In the constantly changing online habits, we see a comeback from the ‘old’ established publishers such as BBC in the UK and DR, Aftonbladet, VG and Yle in the Nordics.

In the latest edition of our news consumption study, we are looking into the current state of consumption habits around news in the US, UK, Germany and Nordics. Since we published the first edition of our study back in 2017, a lot has changed in terms of which websites are now considered the most important.

Although Google is still seen as the most important website in almost all countries (except Norway), Facebook has dropped significantly in popularity. In all countries, far fewer people point out Facebook to be among their favourite websites. The biggest drop is seen in Norway, where 45% fewer people consider Facebook to be one of their three most important websites.

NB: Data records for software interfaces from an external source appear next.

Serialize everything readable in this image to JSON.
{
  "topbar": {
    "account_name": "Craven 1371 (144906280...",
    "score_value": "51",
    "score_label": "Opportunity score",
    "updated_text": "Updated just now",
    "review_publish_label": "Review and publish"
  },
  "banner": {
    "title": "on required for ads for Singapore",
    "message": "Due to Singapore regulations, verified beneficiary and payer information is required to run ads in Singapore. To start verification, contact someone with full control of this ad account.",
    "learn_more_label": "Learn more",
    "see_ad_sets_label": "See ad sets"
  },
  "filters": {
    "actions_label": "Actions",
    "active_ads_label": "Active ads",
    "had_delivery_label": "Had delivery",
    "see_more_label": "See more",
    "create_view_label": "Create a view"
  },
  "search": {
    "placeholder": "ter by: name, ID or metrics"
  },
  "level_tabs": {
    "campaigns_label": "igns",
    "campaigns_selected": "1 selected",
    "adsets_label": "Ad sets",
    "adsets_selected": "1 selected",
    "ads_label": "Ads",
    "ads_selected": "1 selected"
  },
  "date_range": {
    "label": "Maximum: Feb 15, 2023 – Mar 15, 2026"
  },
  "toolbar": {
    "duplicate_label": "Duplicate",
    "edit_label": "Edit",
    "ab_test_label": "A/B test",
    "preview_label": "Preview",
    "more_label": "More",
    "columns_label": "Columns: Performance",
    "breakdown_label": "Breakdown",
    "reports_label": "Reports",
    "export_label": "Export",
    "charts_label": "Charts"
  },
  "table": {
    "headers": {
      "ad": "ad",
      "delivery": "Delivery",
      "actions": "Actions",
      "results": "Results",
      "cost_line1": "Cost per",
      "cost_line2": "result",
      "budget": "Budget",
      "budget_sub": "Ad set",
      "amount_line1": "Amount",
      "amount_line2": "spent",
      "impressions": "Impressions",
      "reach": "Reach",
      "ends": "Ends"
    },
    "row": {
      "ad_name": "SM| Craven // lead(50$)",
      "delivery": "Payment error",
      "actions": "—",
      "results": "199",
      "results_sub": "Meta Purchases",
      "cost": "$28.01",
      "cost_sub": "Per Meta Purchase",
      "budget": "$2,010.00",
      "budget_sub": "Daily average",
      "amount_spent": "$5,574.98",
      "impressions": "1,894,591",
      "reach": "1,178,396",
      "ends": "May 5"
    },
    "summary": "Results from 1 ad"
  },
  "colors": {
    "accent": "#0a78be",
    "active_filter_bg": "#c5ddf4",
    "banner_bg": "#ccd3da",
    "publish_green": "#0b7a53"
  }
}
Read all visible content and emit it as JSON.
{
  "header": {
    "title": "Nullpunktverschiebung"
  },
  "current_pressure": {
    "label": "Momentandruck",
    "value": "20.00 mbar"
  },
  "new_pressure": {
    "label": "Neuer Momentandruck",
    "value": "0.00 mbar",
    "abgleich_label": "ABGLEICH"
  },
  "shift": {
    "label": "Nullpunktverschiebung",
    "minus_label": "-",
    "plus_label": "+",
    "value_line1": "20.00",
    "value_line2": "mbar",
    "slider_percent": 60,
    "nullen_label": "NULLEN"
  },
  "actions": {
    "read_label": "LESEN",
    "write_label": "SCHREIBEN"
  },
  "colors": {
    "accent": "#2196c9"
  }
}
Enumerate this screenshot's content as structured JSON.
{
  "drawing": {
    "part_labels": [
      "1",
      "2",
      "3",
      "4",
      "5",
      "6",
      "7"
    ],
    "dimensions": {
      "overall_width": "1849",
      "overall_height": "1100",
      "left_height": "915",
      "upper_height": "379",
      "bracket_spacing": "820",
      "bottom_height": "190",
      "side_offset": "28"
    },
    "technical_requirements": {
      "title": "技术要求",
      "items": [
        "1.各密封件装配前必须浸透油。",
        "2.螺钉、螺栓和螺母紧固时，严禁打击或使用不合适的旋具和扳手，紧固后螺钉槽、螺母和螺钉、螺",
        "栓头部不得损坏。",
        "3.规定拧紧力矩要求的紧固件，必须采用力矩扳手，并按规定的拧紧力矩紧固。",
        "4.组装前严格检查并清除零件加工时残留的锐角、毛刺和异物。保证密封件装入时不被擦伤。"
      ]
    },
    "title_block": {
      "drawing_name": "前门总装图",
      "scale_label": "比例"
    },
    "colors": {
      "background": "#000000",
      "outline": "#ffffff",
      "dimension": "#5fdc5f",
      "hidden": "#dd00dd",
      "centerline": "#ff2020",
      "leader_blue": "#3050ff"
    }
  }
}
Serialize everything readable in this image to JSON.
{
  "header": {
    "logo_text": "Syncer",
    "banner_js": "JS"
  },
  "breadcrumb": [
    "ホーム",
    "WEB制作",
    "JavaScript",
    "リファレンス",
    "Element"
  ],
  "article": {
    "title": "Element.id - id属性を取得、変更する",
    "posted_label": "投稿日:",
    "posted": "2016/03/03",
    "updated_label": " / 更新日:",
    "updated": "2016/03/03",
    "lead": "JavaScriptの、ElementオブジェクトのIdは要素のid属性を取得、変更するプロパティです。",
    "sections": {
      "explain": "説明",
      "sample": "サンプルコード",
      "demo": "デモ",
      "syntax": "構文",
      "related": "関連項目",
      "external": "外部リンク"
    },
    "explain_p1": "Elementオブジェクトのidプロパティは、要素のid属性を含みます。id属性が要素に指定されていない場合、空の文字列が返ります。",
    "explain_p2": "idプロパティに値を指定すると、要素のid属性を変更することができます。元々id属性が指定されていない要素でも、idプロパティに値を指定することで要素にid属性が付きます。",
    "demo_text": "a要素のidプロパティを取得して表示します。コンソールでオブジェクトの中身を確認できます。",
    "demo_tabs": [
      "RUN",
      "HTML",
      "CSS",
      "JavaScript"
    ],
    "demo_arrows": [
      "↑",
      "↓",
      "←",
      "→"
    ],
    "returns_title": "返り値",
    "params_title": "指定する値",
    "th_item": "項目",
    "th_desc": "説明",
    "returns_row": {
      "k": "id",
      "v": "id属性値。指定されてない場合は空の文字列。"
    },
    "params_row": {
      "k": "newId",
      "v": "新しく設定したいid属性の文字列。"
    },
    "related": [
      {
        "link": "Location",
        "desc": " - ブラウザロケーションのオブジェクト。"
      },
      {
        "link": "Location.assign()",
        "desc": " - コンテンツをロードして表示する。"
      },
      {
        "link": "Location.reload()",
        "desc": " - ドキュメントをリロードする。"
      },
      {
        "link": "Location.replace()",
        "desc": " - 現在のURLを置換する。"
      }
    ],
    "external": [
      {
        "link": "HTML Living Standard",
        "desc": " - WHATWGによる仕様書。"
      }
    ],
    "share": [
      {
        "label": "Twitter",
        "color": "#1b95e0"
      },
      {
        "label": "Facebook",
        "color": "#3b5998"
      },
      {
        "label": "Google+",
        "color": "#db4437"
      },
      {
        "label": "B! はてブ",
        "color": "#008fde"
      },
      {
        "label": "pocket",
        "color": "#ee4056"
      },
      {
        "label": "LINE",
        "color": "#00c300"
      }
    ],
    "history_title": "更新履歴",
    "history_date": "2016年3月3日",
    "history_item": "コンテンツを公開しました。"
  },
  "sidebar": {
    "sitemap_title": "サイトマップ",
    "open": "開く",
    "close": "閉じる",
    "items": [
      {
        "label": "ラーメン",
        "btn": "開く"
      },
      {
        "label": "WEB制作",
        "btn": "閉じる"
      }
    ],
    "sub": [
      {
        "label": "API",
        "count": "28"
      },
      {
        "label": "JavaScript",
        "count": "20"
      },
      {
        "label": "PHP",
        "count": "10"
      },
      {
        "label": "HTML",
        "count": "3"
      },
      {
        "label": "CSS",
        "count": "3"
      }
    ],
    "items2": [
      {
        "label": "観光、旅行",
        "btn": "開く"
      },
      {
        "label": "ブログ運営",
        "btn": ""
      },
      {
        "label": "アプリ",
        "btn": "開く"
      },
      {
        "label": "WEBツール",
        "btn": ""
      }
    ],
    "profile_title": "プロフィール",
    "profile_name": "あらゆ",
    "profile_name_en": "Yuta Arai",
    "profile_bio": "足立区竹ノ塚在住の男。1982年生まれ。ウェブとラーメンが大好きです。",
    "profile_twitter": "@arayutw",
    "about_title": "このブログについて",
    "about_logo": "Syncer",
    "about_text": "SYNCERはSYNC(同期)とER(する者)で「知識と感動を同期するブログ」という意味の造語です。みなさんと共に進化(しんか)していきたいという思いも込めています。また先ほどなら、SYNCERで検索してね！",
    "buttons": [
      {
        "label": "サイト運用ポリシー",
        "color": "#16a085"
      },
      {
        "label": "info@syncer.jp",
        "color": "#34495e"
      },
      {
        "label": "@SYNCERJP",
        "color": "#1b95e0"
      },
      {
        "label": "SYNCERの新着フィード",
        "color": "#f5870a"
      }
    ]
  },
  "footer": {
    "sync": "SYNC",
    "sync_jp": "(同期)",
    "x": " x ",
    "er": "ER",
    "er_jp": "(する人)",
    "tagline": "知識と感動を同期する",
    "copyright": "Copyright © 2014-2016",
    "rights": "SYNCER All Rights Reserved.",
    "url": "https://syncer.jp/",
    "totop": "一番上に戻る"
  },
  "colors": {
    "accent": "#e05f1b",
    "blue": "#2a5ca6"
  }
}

At the same time, our study shows that national publishers are climbing the ladder. BBC in the UK, DR in Denmark, Aftonbladet in Sweden and VG in Norway have now all surpassed Facebook on the list of favourite websites, while Yle in Finland is on level with Facebook in terms of popularity. Of course, social media like Facebook is by now primarily strong on apps, but it is still good news for all the publishers trying to find their digital sea-legs.

Online news sites are the preferred source of news

In fact, our study shows that there is even more good news for the publishers. In 2017, TV was the most used source of news in both the US, UK, Denmark, Sweden and Finland, but now online news sites have become the most used as well as the most important source of news in all countries except Germany, where TV is still the source of news used by most people.

Especially in Norway, online news sites are preferred when consuming news. Among the Norwegians, 81% use online news sites as a source of news on a weekly basis, while 45% consider online news sites to be their main source of news.

Trust in online news sites keep falling

While our study shows positive trends for the publishers, it’s not just all good news though. Trust in online news sites continues to decline. This is especially so in Sweden where 42% say they trust online news sites less than they did last year. Looking at all countries, we found at least 30% of people say their trust in online news is falling.

More people in the Nordics are paying for online news

Finally, our study shows that attitudes to paying for news vary widely according to which market you look at. In the Nordics, we see that far more people than in the US and UK are paying for news content.

In the UK, where the fewest people are paying for online news, only 8% are paying for a subscription, whereas 38% of the Norwegians are doing this. However, in all countries, there is huge potential for the publishers as 5-7% of those not paying for online news is considering starting doing this.

Get further insights

In our study, you can learn more about the current state of news consumption in the US, UK, Germany and Nordics. Enjoy!

The study is based on approximately 14.000 individual survey respondents across seven countries; The US, the UK, Germany, Denmark, Sweden, Norway and Finland.

Download the full study and get further insights now: